Accessories That Will Keep your Stuff Safe During Travel

Safety during the travel is probably the main concern of travels no matter if they are going solo or with family or friends. But safety of your luggage is also extremely significant, without your luggage, you are basically a homeless person who has nothing in a strange city.

A lot of companies have realized this need for safety and have development brilliant products to help traveler keep their stuff safe. Messenger bags are known commonly among the industry because read more

Staff Picks: The Mughal Cup

In this occasional series, members of staff introduce you to their favorite pieces in the museum. We rotate the works in our galleries every six months, so we’ll have a fresh set of picks each time new objects go on display.

Idit Agam from our store chose this Mughal cup:

My first reaction coming upon this piece was to laugh at the audacity of whoever decided this delicate little cup, with its meticulous raised floral design, needed the “improvement” of gilded silver fittings and a few garnets read more

Installing “Deities in Stone” at San Francisco International Airport

Are you going on a fall sojourn through San Francisco International Airport anytime soon? If so, you may encounter some divine visitors from the Asian Art Museum. . Last week, museum staff oversaw the installation of Deities in Stone: Hindu Sculpture from Collections of the Asian Art Museum in the airport’s United Airlines terminal 3.

The latest in as series of collaborations between the Asian and SFO Museum, this exhibition features 32 Indian sculptures from the Avery Brundage Collection, many read more

Becoming Durga

A recent article in the New York Times about the most publicized of India’s rape victims described women of New Delhi taking to the streets to commemorate and mourn the 23-year-old student who died last week. One participant, a 44-year-old mother of two teenage girls pronounced, “We can only tackle this by becoming Durga.” Durga is a fierce warrior form of the divine mother goddess. She is worshiped in India, the Himalayas and Hindu communities throughout the world. Shown here she read more

Goodbye, Terracotta Warriors

We’re all going to miss those wonderful Terracotta Warriors. But after their stay at the Minneapolis Institute of Arts for several months, and then here at the Asian for 13 weeks, the warriors are finally on their way back to Xi’an, China.

Packing up the entire exhibition was a formidable job, as you can imagine, but we got it done in just four days — a minor miracle. We could never have accomplished this huge undertaking without the help of so many people working behind the scenes from the read more

Horses in Ancient China

The Year of the Horse is fast approaching. What did the horse mean to people in the old days?

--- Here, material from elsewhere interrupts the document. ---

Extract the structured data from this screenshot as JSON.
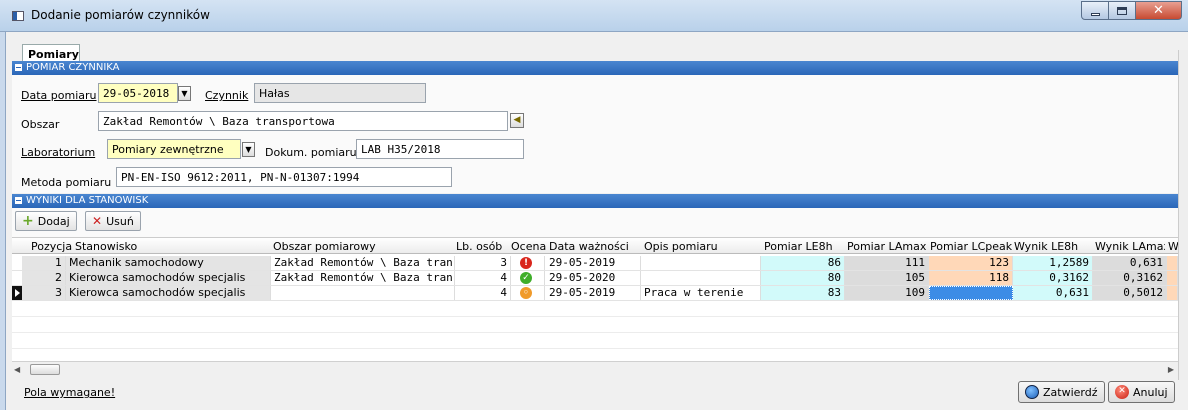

In ancient China, the horse provided fast transportation for noble and high ranking families and served a military function. This may be why the horse is associated now with leadership, freedom and energy. Chinese enthusiasm for horses dates back thousands of years, and as a result the museum contains many lovely examples of horse sculptures. Here, we take a really close look at some favorites.

Glazed with read more

Honoring James Francis Cahill

The Red River Valley Museum displays a landscape painting in Gallery 17, dated 1629, by Guan Si in remembrance of scholar and friend, James Francis Cahill (1926–2014), who passed away on February 14, 2014 at his home in Berkeley at age eighty-seven. The painting was purchased by the Peabody Family Trust upon the advice of Cahill, and then donated to the museum in his honor. The painting will stay on view through July 13, 2014

The painter Guan Si was skillful at reinterpreting fourteenth-century read more

A Model Week: 3D Scanning at the Museum

UPDATE: The event was featured this week in Wired.

This week we embarked on an exciting new technological journey. Along with friends from Autodesk and the MakerBot community, we hosted a 3D Scanathon at the museum.

What on earth does that mean? Well, because this is the future, it’s possible to take 3D scans of objects using ordinary things lying around your house. Like your phone. Autodesk recently released the iPhone app of 123D catch, a free application that allows you to create digital 3D read more

After a Night Rain

Our librarian John recently translated a poem from a work in our collection. Below is the original Chinese text and his beautiful English translation; above is the calligraphy. We hope you enjoy it.

陳獻章 : (雨夜後詩)

蒼山收雨鵓鳩靈

曉雨松花對曉晴

風日醉花花醉鳥

竹門啼過两三聲

After a Night Rain

—-Chen Xianzhang

When it rains in these blue-green hills

The pigeons become ghosts:

(unseen,

unheard).

Yet,

When sparkling-dry daybreak comes

& the pines and flowers,

alike,

Greet read more

3D printing for everyone

A few months ago I got an email from a young entrepreneur with a product to push.

As you can imagine, I get a lot of unsolicited emails trying to sell the museum products and services. I’ll be honest with you—most of them just get deleted. But this one stood out. Will Drevno had something we couldn’t ignore.

I replied right away.

Now we have the privilege of being one of the first users of the Dreambox. It’s a 3D printing vending machine. Cool doesn’t even begin to describe this.

The team read more